Lots of work ahead of me--I made a list of stories to edit, and it's a long one. I still have to pound out April's W1S1 story, and I got a rejection from my story that was on hold at the Writers of the Future contest, so that story has to get back out there somewhere. One thing about writing, there are always more stories to be written. The work NEVER stops. But I wouldn't have it any other way.

Thursday, April 17, 2014

On Your Mark

Now Playing: STAR WARS THEME by John Williams

The time has come to say goodbye to the West Coast. 

I've been out here since September, and made more friends and more memories than I can fit into a simple blog post. More than a few might well end up as characters and stories one day. Have a beer out with me one night, and perhaps I'll share some. 

I'm really looking forward to being home for a while, and to starting my next three-month adventure stint in Washington, D.C. 

 I wonder what new stories the nation's capitol will present? Only time will tell. 

I'm starting the cross-country drive in the next few minutes. A middle of the night departure to avoid LA and Vegas traffic (if I'm lucky), stop tonight in Boulder, CO, then on to St. Louis day 2, and home in Raleigh, NC Saturday night. I feel like a main character setting off on a quest.

A wise hobbit once said: It's a dangerous business, going out your door. You step onto the road, and you never know where you might be swept off to.

Let's find out, shall we?

Saturday, April 12, 2014

New Story Published!

Now Playing: SEVEN NATION ARMY by the White Stripes
Just Read: THE GOOD NURSE by Charles Graeber--Frightening in how easy it was for someone to commit something so heinous in a place of trust. Great book, but lots of heebie jeebies. Made me feel insane myself a few times.
Reading Now: FOOL by Christopher Moore

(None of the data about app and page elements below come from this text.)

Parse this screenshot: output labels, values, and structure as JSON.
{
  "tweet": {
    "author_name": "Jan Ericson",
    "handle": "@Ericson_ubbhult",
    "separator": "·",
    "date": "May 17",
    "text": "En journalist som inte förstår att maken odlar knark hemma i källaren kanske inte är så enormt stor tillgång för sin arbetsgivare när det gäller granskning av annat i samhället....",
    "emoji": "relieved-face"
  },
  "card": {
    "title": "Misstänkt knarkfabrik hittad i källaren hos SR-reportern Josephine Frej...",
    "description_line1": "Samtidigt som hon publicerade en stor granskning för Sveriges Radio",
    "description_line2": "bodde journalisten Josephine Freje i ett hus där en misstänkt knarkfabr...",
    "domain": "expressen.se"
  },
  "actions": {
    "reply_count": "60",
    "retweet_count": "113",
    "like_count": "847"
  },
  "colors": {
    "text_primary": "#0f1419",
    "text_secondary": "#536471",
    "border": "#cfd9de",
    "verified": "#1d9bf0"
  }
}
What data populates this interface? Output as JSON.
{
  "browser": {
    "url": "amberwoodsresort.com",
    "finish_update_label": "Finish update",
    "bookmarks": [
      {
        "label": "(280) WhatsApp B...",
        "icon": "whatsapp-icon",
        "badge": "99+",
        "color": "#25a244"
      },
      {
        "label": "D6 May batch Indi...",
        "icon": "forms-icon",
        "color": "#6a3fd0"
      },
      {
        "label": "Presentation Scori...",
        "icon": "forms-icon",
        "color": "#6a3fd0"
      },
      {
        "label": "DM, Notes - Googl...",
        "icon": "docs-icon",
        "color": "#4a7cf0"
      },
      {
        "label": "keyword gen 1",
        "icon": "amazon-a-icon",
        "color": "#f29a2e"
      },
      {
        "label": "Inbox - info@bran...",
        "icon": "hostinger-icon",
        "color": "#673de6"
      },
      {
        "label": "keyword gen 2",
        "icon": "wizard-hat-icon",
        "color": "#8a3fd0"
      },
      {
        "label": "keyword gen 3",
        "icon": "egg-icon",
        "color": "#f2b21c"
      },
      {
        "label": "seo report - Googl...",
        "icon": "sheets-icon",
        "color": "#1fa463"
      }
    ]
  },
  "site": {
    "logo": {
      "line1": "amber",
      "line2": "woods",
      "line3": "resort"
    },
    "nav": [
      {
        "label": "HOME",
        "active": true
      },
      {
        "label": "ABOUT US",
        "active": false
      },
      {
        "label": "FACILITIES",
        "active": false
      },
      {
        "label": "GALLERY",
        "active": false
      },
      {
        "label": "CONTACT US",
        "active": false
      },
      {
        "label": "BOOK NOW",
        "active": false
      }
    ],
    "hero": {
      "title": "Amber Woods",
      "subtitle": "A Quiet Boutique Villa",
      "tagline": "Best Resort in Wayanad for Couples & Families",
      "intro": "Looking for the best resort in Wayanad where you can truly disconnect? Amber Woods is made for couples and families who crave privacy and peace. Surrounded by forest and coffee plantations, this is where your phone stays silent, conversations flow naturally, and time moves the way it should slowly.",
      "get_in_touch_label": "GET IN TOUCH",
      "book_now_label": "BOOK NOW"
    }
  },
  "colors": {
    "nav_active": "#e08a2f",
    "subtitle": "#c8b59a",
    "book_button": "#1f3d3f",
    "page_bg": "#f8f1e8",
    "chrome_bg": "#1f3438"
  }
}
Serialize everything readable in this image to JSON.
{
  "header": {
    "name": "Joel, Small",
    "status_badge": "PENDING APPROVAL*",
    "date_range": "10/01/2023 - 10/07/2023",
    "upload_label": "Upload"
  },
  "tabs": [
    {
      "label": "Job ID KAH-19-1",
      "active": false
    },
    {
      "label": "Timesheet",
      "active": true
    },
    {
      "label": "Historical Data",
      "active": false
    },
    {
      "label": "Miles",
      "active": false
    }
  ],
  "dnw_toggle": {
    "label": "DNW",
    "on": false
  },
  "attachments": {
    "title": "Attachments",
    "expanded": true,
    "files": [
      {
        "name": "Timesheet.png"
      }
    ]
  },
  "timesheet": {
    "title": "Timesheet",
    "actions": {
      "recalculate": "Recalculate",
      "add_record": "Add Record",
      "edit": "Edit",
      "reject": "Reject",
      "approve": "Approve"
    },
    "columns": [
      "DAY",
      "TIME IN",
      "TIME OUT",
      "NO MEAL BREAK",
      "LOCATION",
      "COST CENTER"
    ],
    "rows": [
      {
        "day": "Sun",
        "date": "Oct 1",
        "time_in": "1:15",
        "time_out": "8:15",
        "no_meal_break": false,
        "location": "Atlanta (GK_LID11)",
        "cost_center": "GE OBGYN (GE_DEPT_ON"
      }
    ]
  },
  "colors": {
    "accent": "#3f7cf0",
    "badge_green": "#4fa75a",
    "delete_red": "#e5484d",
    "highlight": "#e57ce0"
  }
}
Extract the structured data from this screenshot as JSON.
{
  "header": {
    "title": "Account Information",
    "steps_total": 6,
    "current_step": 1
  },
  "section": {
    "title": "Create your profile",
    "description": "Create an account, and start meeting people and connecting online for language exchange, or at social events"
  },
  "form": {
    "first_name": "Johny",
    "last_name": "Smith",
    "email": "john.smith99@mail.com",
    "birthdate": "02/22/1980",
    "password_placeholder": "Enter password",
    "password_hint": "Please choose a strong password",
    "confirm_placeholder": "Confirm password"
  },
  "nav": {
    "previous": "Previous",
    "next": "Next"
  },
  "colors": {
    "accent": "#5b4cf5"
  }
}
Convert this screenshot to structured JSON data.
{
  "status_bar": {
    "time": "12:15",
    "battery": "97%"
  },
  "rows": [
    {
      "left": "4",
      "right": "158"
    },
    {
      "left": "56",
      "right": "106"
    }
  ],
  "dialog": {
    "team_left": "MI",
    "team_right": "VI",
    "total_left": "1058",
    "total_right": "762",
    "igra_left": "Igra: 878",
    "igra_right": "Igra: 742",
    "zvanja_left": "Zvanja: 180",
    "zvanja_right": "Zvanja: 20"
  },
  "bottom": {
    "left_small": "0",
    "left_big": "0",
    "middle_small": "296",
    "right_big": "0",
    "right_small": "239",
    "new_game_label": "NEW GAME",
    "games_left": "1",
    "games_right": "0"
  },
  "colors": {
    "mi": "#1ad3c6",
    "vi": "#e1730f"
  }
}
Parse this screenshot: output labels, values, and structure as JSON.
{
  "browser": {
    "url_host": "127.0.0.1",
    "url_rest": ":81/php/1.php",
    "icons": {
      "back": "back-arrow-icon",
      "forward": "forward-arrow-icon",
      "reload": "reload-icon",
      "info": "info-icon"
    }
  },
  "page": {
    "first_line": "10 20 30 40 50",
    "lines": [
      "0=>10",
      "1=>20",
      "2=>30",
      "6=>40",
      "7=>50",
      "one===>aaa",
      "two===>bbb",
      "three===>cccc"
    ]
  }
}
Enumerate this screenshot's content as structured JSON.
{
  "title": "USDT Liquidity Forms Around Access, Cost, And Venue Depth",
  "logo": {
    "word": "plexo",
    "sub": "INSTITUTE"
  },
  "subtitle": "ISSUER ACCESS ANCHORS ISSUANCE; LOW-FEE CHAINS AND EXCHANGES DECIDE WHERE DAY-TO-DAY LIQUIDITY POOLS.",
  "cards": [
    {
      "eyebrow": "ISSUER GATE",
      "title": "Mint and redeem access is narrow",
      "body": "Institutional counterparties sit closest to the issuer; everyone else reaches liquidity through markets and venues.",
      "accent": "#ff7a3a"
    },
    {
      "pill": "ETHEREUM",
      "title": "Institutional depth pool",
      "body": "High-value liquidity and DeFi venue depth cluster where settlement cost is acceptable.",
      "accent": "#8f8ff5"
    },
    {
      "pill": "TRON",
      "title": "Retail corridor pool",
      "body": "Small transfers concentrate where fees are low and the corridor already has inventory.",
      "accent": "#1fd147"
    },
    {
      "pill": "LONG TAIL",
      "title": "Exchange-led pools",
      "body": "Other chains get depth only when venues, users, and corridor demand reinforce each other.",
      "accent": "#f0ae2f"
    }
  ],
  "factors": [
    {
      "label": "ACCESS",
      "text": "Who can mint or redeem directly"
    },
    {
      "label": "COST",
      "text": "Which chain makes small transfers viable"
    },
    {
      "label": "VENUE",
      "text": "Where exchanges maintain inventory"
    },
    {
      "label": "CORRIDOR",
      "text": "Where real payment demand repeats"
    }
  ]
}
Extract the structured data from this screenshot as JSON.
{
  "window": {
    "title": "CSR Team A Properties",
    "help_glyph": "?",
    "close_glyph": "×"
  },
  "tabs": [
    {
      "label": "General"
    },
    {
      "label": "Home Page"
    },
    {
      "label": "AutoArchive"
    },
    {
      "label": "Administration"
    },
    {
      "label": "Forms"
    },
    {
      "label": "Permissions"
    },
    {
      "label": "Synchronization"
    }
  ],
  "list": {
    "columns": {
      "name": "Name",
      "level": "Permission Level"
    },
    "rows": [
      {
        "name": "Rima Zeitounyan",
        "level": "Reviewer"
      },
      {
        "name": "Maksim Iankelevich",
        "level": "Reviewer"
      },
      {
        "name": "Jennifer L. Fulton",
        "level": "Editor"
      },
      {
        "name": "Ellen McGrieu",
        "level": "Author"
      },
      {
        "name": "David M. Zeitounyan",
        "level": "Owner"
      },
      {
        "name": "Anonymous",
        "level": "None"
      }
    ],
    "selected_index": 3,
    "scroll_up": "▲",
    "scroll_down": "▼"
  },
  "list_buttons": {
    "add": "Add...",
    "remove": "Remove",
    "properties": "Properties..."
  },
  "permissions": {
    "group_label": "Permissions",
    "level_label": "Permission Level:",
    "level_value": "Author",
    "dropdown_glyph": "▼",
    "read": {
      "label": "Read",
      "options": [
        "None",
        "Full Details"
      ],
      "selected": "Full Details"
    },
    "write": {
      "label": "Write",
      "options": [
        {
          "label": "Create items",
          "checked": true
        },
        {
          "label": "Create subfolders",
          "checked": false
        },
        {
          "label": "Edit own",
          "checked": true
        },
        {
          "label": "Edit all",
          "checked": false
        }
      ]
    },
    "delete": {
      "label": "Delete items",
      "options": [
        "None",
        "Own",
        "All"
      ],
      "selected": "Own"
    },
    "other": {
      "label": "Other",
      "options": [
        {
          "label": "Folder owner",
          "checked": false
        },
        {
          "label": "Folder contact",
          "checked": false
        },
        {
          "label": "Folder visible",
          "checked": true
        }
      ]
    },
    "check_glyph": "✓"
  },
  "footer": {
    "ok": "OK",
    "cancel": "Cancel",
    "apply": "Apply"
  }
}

My story "Dancing in the Black Blizzard" was published this morning!

I'm very excited to see this story in print . . . finally! Like I mentioned in my last blog post, this story is one of my old favorites, and it's been through a lot of revisions and rejections (even some personalized ones) before the final draft found a home at a great new magazine: Perihelion Science Fiction.

The word "perihelion" describes a place in a planet's orbit where it is closest to the sun. Appearing its pages makes me feel like that--warm and prosperous. It's an addictive feeling, having a good story published in a good magazine, and it makes me really want to continue having stories accepted the rest of this W1S1 challenge. I have some good drafts out there that need to be revised, and hopefully, with some perseverance, they'll find homes like "Dancing in the Black Blizzard" did.

Take a moment to savor this . . . now, back to work!